■ **Data provided**:
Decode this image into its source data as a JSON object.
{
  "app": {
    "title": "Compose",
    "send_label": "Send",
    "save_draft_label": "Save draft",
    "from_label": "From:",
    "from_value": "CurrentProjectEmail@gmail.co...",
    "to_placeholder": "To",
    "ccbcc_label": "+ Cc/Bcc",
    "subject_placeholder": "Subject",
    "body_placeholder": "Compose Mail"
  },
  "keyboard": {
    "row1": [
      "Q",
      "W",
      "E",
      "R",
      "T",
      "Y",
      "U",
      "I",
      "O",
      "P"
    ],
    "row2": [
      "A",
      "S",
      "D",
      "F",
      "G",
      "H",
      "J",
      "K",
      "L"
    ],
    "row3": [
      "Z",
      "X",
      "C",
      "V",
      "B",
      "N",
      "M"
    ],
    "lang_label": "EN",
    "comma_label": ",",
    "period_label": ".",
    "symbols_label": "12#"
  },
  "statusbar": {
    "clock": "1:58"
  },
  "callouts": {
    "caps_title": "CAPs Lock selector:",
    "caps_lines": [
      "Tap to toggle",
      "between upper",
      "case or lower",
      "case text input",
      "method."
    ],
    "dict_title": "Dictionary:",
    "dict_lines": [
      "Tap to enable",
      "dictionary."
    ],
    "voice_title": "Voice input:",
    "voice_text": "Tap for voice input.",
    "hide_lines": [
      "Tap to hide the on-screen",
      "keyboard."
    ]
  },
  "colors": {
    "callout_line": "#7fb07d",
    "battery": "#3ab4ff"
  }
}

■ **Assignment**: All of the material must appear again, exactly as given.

■ **Task solution**:
Decode this image into its source data as a JSON object.
{
  "app": {
    "title": "Compose",
    "send_label": "Send",
    "save_draft_label": "Save draft",
    "from_label": "From:",
    "from_value": "CurrentProjectEmail@gmail.co...",
    "to_placeholder": "To",
    "ccbcc_label": "+ Cc/Bcc",
    "subject_placeholder": "Subject",
    "body_placeholder": "Compose Mail"
  },
  "keyboard": {
    "row1": [
      "Q",
      "W",
      "E",
      "R",
      "T",
      "Y",
      "U",
      "I",
      "O",
      "P"
    ],
    "row2": [
      "A",
      "S",
      "D",
      "F",
      "G",
      "H",
      "J",
      "K",
      "L"
    ],
    "row3": [
      "Z",
      "X",
      "C",
      "V",
      "B",
      "N",
      "M"
    ],
    "lang_label": "EN",
    "comma_label": ",",
    "period_label": ".",
    "symbols_label": "12#"
  },
  "statusbar": {
    "clock": "1:58"
  },
  "callouts": {
    "caps_title": "CAPs Lock selector:",
    "caps_lines": [
      "Tap to toggle",
      "between upper",
      "case or lower",
      "case text input",
      "method."
    ],
    "dict_title": "Dictionary:",
    "dict_lines": [
      "Tap to enable",
      "dictionary."
    ],
    "voice_title": "Voice input:",
    "voice_text": "Tap for voice input.",
    "hide_lines": [
      "Tap to hide the on-screen",
      "keyboard."
    ]
  },
  "colors": {
    "callout_line": "#7fb07d",
    "battery": "#3ab4ff"
  }
}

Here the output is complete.